Nation's largest Ethiopian community carves niche
Washington: Nation's largest Ethiopian community carves niche By Brian Westley, Associated Press WASHINGTON — Inside Dukem, one of the city's best-known Ethiopian restaurants, the bustle on the street seems far removed as burning incense mingles with the aroma of spicy stews.
On a small stage, performers in sequined white gowns thump on drums and sing traditional music from the East African nation. Patrons sitting nearby use their fingers — no forks here — to tear into spongy pancakes and scoop up exotic cuisine such as awaze tibs, which is lamb marinated with jalapeno, tomato and garlic.
A new ethnic identity is taking root in a once-decaying neighborhood not far from the White House, where 10 Ethiopian restaurants are clustered together and dingy storefronts are now splashed with bright hues of blues, yellows and reds.
"You feel like you're in your own country when you come here," said Tefera Zewdie, the owner of Dukem, who left Ethiopia as a teenager 20 years ago.
The Washington region has the world's biggest Ethiopian community outside of Africa, according to the Ethiopian Embassy. The 2000 Census reports
15,000 Ethiopians have settled in the Washington area. But the embassy and those who study African immigration argue that number is far too low, saying the actual number is closer to 200,000.
Now this growing ethnic group wants to be recognized in the city by naming a street "Little Ethiopia."
But the location — near U Street — faces resistance from some in the community who want to preserve the area's historic significance. Before riots erupted in the 1960s, the area was known as America's "Black Broadway" because of its thriving black-owned jazz clubs, shops and theaters.

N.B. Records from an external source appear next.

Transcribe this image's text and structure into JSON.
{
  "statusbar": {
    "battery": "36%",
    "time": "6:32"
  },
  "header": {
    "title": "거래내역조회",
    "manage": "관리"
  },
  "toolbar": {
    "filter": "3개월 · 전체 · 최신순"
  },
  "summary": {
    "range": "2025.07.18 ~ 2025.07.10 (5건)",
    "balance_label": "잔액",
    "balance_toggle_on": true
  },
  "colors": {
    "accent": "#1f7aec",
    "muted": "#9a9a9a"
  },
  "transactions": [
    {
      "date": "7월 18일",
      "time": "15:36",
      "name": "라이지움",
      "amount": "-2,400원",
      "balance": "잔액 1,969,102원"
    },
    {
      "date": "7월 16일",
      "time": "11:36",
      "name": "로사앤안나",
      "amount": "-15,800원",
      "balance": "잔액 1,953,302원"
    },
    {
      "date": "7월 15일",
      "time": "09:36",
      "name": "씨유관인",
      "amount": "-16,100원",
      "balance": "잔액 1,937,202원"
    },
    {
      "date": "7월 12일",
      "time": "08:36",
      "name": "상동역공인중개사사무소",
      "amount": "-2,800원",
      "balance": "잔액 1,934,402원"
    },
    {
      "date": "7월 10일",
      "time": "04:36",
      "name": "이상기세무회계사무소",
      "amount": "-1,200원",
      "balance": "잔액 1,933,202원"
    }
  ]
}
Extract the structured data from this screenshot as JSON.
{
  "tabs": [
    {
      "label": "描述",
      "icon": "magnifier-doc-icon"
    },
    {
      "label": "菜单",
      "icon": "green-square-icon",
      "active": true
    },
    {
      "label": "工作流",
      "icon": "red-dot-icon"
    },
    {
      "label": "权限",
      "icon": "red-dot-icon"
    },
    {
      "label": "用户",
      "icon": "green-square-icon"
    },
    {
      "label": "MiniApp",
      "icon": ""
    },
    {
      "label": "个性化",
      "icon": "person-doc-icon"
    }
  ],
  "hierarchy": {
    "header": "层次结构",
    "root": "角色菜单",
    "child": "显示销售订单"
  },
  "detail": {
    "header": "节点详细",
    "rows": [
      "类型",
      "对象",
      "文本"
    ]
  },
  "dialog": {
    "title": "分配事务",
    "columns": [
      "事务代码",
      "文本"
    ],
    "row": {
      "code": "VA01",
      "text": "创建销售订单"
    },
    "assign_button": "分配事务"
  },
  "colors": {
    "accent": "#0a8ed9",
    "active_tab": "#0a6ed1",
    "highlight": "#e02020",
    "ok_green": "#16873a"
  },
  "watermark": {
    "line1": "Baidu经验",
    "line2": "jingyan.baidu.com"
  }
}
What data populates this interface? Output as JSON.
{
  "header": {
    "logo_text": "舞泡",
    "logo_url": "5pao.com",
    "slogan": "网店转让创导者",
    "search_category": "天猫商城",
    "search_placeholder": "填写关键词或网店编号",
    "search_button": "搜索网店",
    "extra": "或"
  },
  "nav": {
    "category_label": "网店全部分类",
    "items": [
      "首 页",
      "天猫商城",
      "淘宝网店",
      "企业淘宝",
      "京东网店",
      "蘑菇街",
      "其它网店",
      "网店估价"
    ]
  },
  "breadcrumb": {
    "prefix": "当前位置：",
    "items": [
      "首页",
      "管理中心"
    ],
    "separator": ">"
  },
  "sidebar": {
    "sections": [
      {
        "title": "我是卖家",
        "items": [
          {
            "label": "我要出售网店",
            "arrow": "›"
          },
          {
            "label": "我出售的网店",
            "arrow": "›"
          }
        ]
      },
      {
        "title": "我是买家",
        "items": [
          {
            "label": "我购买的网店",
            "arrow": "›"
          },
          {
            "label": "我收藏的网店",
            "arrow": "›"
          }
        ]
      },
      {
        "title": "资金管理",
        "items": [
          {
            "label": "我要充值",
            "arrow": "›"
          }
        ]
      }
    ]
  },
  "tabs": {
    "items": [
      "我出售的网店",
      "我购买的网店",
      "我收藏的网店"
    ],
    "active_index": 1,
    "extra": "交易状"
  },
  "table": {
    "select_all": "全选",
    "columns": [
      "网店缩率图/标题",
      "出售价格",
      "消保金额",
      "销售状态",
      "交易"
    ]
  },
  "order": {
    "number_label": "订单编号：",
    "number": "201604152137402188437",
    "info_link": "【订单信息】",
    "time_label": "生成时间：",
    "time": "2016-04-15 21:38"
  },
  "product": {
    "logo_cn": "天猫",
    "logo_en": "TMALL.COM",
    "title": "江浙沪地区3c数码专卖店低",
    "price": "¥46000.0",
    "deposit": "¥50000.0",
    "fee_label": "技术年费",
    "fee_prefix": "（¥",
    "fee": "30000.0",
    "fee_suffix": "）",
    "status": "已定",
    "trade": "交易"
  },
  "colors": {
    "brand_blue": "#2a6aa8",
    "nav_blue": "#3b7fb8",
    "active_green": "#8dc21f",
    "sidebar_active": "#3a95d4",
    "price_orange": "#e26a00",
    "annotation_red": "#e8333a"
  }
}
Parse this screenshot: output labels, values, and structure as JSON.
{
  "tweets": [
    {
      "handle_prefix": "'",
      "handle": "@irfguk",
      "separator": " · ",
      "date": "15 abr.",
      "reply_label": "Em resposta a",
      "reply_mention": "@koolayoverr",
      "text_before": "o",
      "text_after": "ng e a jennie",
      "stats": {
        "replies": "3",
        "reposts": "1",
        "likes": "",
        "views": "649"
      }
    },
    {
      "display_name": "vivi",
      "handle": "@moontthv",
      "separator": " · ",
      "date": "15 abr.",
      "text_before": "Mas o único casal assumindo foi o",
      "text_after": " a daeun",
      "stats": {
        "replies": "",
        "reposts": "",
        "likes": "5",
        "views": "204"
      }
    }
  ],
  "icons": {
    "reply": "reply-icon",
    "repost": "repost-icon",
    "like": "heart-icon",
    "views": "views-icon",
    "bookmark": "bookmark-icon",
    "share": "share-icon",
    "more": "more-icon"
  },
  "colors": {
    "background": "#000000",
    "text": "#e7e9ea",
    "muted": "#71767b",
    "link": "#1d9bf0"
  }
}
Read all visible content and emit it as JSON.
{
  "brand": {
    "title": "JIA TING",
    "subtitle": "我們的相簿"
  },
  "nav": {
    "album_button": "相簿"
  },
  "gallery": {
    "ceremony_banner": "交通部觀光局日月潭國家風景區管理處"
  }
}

"They're trying to erase us," said longtime city resident Ora E. Drummer. "This community was built by African-Americans. I would never go to Ethiopia and name it 'Duke Ellington Way,'" she said. Ellington, an influential jazz musician, was a native of Washington and is closely linked with the neighborhood's history.
Kinuthia Macharia, a sociology professor at American University, said he believes the special ethnic designation is more about the potential economic benefit for business owners, rather than an attempt by Ethiopians to elbow out other cultures.
"If you go to San Francisco or New York, people tell you about Chinatown," Macharia said. "In addition to eating, you visit businesses," giving them more exposure and raising their profile.
There is already a Little Ethiopia in Los Angeles on Fairfax Avenue between Olympic and Pico boulevards. The area has many Ethiopian businesses and restaurants.
A formal designation in Washington would be welcomed by Senedu Zewdie, Tefera's sister. Last spring, she decided to open her own restaurant, Sodere, a few blocks away from Dukem. On a recent weekday afternoon the restaurant was nearly empty — but she says the crowds pick up on weekends.
Designating the area Little Ethiopia, she said, would make it more of a destination for tourists who might otherwise ignore that section of Washington.
Opponents include community activist Deairich "Dee" Hunter, who claims the campaign is the work of a "small group of people who are obsessed" with the idea. But several thousand people have signed a petition circulated in support of the name change, said Tamrat Medhin, who is leading the effort to hang signs that say Little Ethiopia, or something similar, on Ninth Street between U and T streets.
"The Ethiopian community came in and moved in when people were afraid to come to the neighborhood," said Medhin, who chairs the Ethiopian-American Constituency Foundation. His idea has the support of District of Columbia Councilman Jim Graham, who represents the neighborhood.
Graham said he favors the idea of Little Ethiopia because of the immigrants' significant contributions. Besides restaurants, Ethiopians also have opened churches, hair salons and a community services center.
"Anything we do that underscores the multicultural nature of where we live ... is fine with me," said Graham, who spent about a month in Africa last year to learn more about the people he represents.
Many Ethiopians began arriving in the United States after a military coup in the 1970s, said Hermela Kebede, the leader of Washington's Ethiopian Community Center, which assists newcomers by helping them find housing and offering English classes.
She said the presence of the embassy is a big reason Ethiopians initially decided to settle in Washington. Now, the community has grown so large it has its own Ethiopian Yellow Pages.